◆ TASK INSTRUCTIONS
Repeat every record exactly as written, but leave out the pictures.

──────────────────────────────

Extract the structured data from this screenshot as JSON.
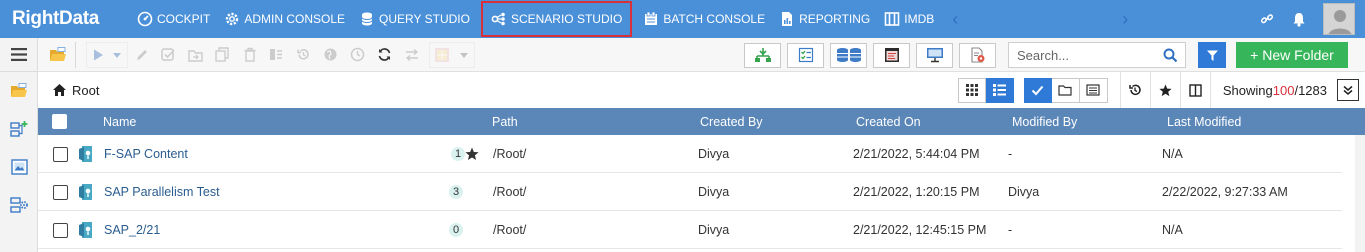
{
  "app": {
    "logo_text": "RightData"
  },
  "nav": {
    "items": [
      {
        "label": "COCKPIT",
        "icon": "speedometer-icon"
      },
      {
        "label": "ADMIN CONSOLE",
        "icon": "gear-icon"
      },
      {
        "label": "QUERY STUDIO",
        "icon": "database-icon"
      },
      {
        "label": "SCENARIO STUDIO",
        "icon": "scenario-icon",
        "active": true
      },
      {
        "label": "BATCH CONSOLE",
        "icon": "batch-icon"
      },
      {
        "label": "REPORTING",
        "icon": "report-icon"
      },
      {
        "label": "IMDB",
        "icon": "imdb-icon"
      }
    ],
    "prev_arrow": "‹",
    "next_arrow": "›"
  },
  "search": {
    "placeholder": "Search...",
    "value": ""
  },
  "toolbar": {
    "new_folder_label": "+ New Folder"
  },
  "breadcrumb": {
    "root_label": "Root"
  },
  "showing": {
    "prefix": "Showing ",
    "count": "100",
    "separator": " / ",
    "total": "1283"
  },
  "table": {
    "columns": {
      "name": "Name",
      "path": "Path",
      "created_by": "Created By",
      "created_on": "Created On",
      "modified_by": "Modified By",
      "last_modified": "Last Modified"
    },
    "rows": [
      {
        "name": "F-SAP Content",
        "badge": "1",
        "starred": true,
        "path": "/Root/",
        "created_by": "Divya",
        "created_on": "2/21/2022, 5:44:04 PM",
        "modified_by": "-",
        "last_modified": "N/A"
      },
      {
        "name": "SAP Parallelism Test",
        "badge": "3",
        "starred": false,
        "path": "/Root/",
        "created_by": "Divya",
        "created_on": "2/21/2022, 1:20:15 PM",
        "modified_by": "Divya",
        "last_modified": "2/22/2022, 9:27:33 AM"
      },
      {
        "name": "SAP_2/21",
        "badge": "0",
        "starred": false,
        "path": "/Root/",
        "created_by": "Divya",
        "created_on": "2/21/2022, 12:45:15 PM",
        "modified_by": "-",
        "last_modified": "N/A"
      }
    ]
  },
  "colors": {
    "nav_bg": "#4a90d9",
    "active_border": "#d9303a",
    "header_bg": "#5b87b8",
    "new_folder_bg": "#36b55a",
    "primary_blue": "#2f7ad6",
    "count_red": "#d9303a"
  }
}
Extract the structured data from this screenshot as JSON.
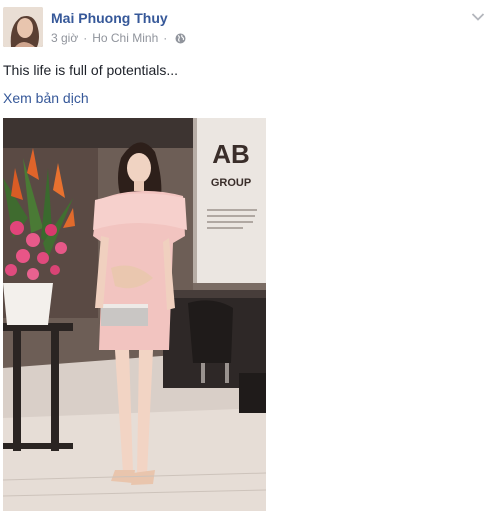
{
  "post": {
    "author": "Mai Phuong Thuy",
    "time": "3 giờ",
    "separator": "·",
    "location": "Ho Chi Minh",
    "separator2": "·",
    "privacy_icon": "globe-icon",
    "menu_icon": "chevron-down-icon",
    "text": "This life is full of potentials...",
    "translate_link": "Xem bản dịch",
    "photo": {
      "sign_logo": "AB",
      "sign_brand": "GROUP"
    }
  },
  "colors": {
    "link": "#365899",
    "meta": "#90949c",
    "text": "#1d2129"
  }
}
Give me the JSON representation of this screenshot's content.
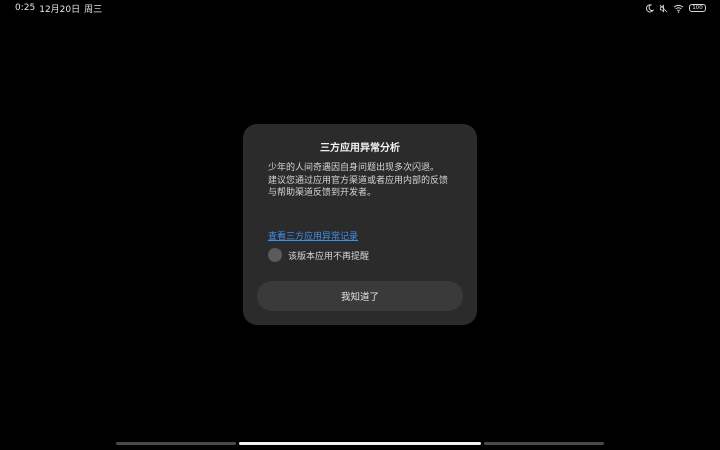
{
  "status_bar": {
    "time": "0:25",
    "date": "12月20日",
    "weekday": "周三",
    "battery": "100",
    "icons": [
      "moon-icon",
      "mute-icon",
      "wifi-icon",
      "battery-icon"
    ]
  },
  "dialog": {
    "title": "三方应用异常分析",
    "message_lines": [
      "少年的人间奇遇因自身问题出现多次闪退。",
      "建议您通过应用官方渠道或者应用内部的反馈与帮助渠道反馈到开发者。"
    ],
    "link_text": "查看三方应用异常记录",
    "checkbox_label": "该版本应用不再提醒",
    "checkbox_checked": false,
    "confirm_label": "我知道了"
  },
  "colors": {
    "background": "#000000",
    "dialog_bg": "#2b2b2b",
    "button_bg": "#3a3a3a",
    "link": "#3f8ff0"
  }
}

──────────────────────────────

◆ WRITTEN RESPONSE
Extract the structured data from this screenshot as JSON.
{
  "app": {
    "logo_text": "RightData"
  },
  "nav": {
    "items": [
      {
        "label": "COCKPIT",
        "icon": "speedometer-icon"
      },
      {
        "label": "ADMIN CONSOLE",
        "icon": "gear-icon"
      },
      {
        "label": "QUERY STUDIO",
        "icon": "database-icon"
      },
      {
        "label": "SCENARIO STUDIO",
        "icon": "scenario-icon",
        "active": true
      },
      {
        "label": "BATCH CONSOLE",
        "icon": "batch-icon"
      },
      {
        "label": "REPORTING",
        "icon": "report-icon"
      },
      {
        "label": "IMDB",
        "icon": "imdb-icon"
      }
    ],
    "prev_arrow": "‹",
    "next_arrow": "›"
  },
  "search": {
    "placeholder": "Search...",
    "value": ""
  },
  "toolbar": {
    "new_folder_label": "+ New Folder"
  },
  "breadcrumb": {
    "root_label": "Root"
  },
  "showing": {
    "prefix": "Showing ",
    "count": "100",
    "separator": " / ",
    "total": "1283"
  },
  "table": {
    "columns": {
      "name": "Name",
      "path": "Path",
      "created_by": "Created By",
      "created_on": "Created On",
      "modified_by": "Modified By",
      "last_modified": "Last Modified"
    },
    "rows": [
      {
        "name": "F-SAP Content",
        "badge": "1",
        "starred": true,
        "path": "/Root/",
        "created_by": "Divya",
        "created_on": "2/21/2022, 5:44:04 PM",
        "modified_by": "-",
        "last_modified": "N/A"
      },
      {
        "name": "SAP Parallelism Test",
        "badge": "3",
        "starred": false,
        "path": "/Root/",
        "created_by": "Divya",
        "created_on": "2/21/2022, 1:20:15 PM",
        "modified_by": "Divya",
        "last_modified": "2/22/2022, 9:27:33 AM"
      },
      {
        "name": "SAP_2/21",
        "badge": "0",
        "starred": false,
        "path": "/Root/",
        "created_by": "Divya",
        "created_on": "2/21/2022, 12:45:15 PM",
        "modified_by": "-",
        "last_modified": "N/A"
      }
    ]
  },
  "colors": {
    "nav_bg": "#4a90d9",
    "active_border": "#d9303a",
    "header_bg": "#5b87b8",
    "new_folder_bg": "#36b55a",
    "primary_blue": "#2f7ad6",
    "count_red": "#d9303a"
  }
}
Extract the structured data from this screenshot as JSON.
{
  "post": {
    "author": "Mai Phuong Thuy",
    "time": "3 giờ",
    "separator": "·",
    "location": "Ho Chi Minh",
    "separator2": "·",
    "privacy_icon": "globe-icon",
    "menu_icon": "chevron-down-icon",
    "text": "This life is full of potentials...",
    "translate_link": "Xem bản dịch",
    "photo": {
      "sign_logo": "AB",
      "sign_brand": "GROUP"
    }
  },
  "colors": {
    "link": "#365899",
    "meta": "#90949c",
    "text": "#1d2129"
  }
}
Give me the JSON representation of this screenshot's content.
{
  "status_bar": {
    "time": "0:25",
    "date": "12月20日",
    "weekday": "周三",
    "battery": "100",
    "icons": [
      "moon-icon",
      "mute-icon",
      "wifi-icon",
      "battery-icon"
    ]
  },
  "dialog": {
    "title": "三方应用异常分析",
    "message_lines": [
      "少年的人间奇遇因自身问题出现多次闪退。",
      "建议您通过应用官方渠道或者应用内部的反馈与帮助渠道反馈到开发者。"
    ],
    "link_text": "查看三方应用异常记录",
    "checkbox_label": "该版本应用不再提醒",
    "checkbox_checked": false,
    "confirm_label": "我知道了"
  },
  "colors": {
    "background": "#000000",
    "dialog_bg": "#2b2b2b",
    "button_bg": "#3a3a3a",
    "link": "#3f8ff0"
  }
}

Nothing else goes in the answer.